(Component data from apps and pages)
-*-*-

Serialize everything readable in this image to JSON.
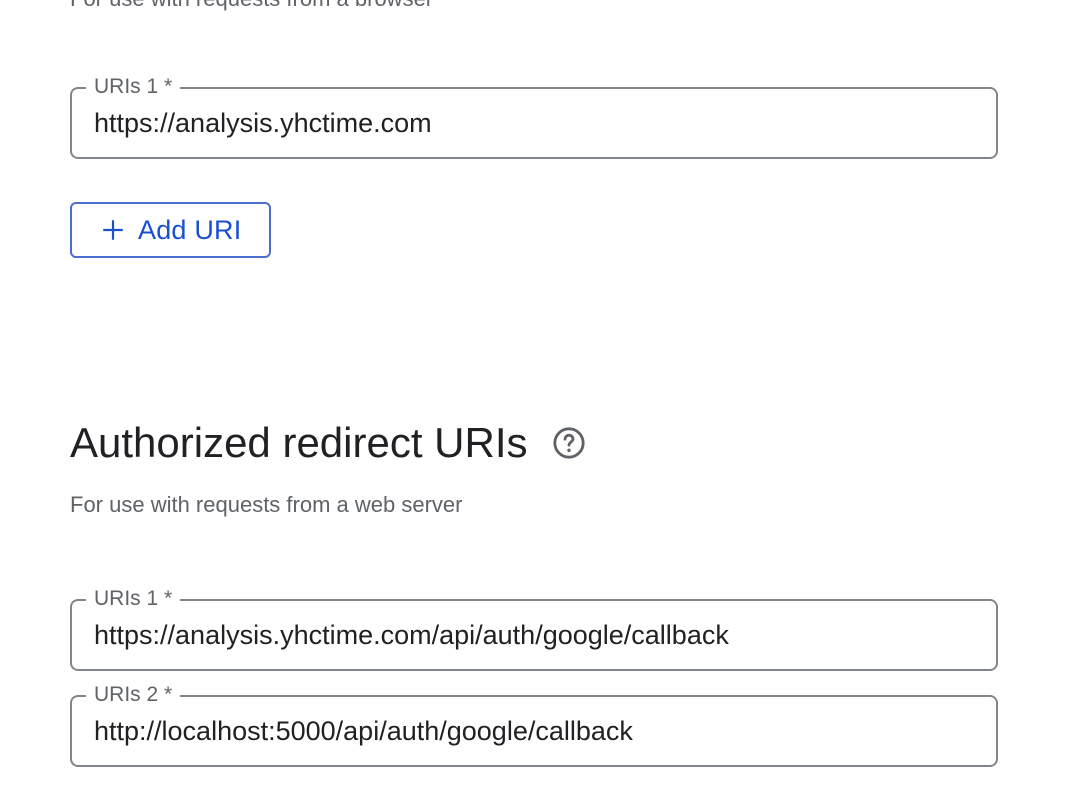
{
  "js_origins": {
    "subtitle_partial": "For use with requests from a browser",
    "uris": [
      {
        "label": "URIs 1 *",
        "value": "https://analysis.yhctime.com"
      }
    ],
    "add_uri_label": "Add URI"
  },
  "redirect_uris": {
    "title": "Authorized redirect URIs",
    "subtitle": "For use with requests from a web server",
    "uris": [
      {
        "label": "URIs 1 *",
        "value": "https://analysis.yhctime.com/api/auth/google/callback"
      },
      {
        "label": "URIs 2 *",
        "value": "http://localhost:5000/api/auth/google/callback"
      }
    ]
  },
  "icons": {
    "add": "plus-icon",
    "help": "help-circle-icon"
  },
  "colors": {
    "accent": "#1a4fd0",
    "border": "#80868b",
    "secondary_text": "#5f6368",
    "primary_text": "#202124"
  }
}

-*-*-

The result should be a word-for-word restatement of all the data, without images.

Serialize everything readable in this image to JSON.
{
  "js_origins": {
    "subtitle_partial": "For use with requests from a browser",
    "uris": [
      {
        "label": "URIs 1 *",
        "value": "https://analysis.yhctime.com"
      }
    ],
    "add_uri_label": "Add URI"
  },
  "redirect_uris": {
    "title": "Authorized redirect URIs",
    "subtitle": "For use with requests from a web server",
    "uris": [
      {
        "label": "URIs 1 *",
        "value": "https://analysis.yhctime.com/api/auth/google/callback"
      },
      {
        "label": "URIs 2 *",
        "value": "http://localhost:5000/api/auth/google/callback"
      }
    ]
  },
  "icons": {
    "add": "plus-icon",
    "help": "help-circle-icon"
  },
  "colors": {
    "accent": "#1a4fd0",
    "border": "#80868b",
    "secondary_text": "#5f6368",
    "primary_text": "#202124"
  }
}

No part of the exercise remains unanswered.